Etched into the stone near the entrance of the Zondervan Library is a quote by John Ruskin, one of the greatest English writers and philosophers from the Victorian era.
“All books are divisible into two classes. The books of the hour and the books of all time.”
One of those books that has seemed to stand with readers time and time again is “The Return of the Prodigal Son” by Henri Nouwen.
Nouwen was a Dutch Catholic priest who served in many capacities, most notably as the pastor at L’arche Daybreak — a community of individuals with intellectual disabilities. Nouwen was a prolific writer of many books on spiritual formation.
“The Return of the Prodigal Son” centers around Nouwen’s fascination with the painting of the same name by Golden Age artist Rembrandt and details the spiritual insights found within the piece.
The book is divided into three main parts: the younger son, the elder son and the father. In doing this, Nouwen focuses on the three main characters of the painting and the implications of Rembrandt’s select way of using light, shape and color to express biblical truth.
To begin, Nouwen’s reflection on the painting takes soft, slow steps through the events in Rembrandt’s life that compelled him to create such a masterpiece. Even though Rembrandt painted many biblical stories, “The Return of the Prodigal Son” was one of his last and most famous works. Nouwen believes that Rembrandt draws on his own experiences of suffering to paint such a relatable prodigal son.
One keen insight is the use of the word ‘return’ in describing the son. Nouwen notes that return is only possible after leaving a starting place. To Nouwen, it is paramount that the son has always had a place to come home to — an identity from which he started, an identity rooted in the home of his father.
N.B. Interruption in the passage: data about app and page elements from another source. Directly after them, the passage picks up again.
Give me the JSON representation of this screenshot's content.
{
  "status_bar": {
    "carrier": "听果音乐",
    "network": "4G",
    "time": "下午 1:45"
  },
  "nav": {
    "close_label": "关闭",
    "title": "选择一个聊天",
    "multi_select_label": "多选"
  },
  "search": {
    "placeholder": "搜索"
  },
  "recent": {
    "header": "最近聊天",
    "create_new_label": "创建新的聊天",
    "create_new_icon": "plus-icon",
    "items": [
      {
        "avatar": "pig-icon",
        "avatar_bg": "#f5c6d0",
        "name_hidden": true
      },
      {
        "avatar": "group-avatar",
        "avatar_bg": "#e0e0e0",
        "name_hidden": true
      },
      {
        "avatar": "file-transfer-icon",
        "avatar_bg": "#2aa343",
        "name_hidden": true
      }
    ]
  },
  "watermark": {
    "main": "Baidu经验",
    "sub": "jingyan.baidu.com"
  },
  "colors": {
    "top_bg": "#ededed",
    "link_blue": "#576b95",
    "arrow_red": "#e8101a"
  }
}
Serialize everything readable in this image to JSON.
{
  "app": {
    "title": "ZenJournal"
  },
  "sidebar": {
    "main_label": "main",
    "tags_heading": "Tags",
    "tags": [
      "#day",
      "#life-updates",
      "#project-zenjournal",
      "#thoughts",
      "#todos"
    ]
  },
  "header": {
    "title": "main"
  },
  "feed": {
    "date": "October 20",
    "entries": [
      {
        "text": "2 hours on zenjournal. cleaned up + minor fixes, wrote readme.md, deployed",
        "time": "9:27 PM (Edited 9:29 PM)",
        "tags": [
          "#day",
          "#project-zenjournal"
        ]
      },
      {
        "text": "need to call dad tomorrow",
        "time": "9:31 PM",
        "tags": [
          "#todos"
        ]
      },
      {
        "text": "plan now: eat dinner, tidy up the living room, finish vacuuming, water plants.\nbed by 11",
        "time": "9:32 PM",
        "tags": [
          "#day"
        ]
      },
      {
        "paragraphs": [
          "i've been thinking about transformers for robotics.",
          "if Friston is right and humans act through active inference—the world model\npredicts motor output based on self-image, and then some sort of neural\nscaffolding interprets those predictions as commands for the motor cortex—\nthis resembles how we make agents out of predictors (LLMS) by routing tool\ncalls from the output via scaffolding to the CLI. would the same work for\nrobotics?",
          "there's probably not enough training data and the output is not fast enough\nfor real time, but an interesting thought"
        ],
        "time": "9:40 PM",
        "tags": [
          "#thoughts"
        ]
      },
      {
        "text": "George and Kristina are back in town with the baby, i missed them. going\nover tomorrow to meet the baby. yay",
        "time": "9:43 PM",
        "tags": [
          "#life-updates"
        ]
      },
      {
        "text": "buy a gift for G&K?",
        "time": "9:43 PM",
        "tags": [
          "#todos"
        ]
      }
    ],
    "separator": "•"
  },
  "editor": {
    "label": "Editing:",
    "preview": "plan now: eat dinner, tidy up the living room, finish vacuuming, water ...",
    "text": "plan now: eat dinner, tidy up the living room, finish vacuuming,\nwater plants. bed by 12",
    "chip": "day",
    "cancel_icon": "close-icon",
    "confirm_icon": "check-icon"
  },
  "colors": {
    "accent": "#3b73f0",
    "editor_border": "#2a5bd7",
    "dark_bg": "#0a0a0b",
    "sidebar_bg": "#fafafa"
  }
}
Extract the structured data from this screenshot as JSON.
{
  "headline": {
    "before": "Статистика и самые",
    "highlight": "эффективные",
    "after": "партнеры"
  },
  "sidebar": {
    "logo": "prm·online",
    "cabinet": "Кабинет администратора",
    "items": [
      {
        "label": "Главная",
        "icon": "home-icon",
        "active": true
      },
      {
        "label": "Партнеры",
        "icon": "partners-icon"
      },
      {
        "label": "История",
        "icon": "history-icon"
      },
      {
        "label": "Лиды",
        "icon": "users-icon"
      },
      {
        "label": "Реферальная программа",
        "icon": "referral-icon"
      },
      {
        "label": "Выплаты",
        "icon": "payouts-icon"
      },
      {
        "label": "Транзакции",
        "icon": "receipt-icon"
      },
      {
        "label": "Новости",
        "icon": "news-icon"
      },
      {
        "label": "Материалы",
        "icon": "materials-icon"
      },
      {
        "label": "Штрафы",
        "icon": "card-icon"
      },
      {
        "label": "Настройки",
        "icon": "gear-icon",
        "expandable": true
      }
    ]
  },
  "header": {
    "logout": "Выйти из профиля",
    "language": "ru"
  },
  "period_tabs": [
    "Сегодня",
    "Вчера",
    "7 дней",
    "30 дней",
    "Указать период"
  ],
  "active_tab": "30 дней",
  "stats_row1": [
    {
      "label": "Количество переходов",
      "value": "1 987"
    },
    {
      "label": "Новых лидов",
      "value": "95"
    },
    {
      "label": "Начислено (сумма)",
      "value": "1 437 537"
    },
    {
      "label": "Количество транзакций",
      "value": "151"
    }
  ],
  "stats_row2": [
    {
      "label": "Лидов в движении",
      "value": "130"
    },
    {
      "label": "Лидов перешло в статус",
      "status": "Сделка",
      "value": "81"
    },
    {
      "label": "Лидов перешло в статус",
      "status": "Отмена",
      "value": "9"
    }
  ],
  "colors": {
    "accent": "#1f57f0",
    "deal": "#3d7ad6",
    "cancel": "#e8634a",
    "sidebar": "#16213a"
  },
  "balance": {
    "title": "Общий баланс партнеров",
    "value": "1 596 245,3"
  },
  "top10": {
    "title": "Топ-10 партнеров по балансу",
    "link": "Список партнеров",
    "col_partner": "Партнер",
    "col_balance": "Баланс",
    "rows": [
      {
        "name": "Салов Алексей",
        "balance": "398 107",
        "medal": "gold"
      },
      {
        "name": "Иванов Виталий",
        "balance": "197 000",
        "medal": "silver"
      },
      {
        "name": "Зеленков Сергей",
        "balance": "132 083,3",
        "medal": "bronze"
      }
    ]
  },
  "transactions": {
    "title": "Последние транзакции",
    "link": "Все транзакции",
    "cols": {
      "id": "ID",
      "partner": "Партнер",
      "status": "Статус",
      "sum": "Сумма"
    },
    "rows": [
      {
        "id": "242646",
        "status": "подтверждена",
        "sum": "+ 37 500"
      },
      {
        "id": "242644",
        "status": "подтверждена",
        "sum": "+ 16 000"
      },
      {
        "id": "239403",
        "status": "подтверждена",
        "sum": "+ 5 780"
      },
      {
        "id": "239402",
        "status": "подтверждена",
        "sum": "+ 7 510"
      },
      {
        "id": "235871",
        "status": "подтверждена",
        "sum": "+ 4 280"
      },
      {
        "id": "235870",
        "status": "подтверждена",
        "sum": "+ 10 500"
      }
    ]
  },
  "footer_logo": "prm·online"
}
Nouwen also reflects on the joys and sorrows of his own life as he seeks to relate to each of the characters in the piece. It is apparent, however, that Nouwen relates most to the elder son in the painting. The idea that the elder son must also return is implicit in the painting (and also in the parable it is based on in Luke 15).
The elder son holds an incredulous view of the father’s grace toward his younger brother. Nouwen recognizes that the view of the father is only possible because the older son does not recognize the grace and love his father has shown him throughout his life. Nouwen confesses that he himself has a difficult time accepting such unconditional love from his own Heavenly Father.
The climax of Nouwen’s story is found in the last section: the father. To Nouwen, the father takes center stage in the parable and the painting. Nouwen was so insistent that he believed the parable should be renamed the “Parable of the Father’s Love.”
“Looking at the way in which Rembrandt portrays the father, there came to me a whole new interior understanding of tenderness, mercy and forgiveness,” Nouwen wrote.
From the ways his hands are displayed to the posture in which his cloak is falling off his shoulders, Nouwen finds deep meaning in the way Rembrandt painted the father. Along with passages from Scripture, Nouwen uses the beauty of Rembrandt’s painting to reconstruct the narrative he held of the Heavenly Father.
Drew Moser, director of Taylor University’s Director of Master of Arts in Higher Education Initiatives encouraged his CMI 262 Personal Foundations for Ministry class to read the book because he has found it to be so influential. He loved the richness of each of the main characters and how there was room to engage with them.
“Seriously. I feel a profound connection to all the characters,” Moser said.
“The Return of the Prodigal Son” is an invitation to reflect on the parable of the prodigal son as well as the events of our own life in view of God’s grace. It is an opportunity to meditate on anything — a painting, creation, a person — and discover how the character of God is displayed.
Take some time this semester to pause and reflect on how the Father’s love has welcomed you home when you have felt lost. Read “The Return of the Prodigal Son” and discover why, for many believers, this book will stand the test of time.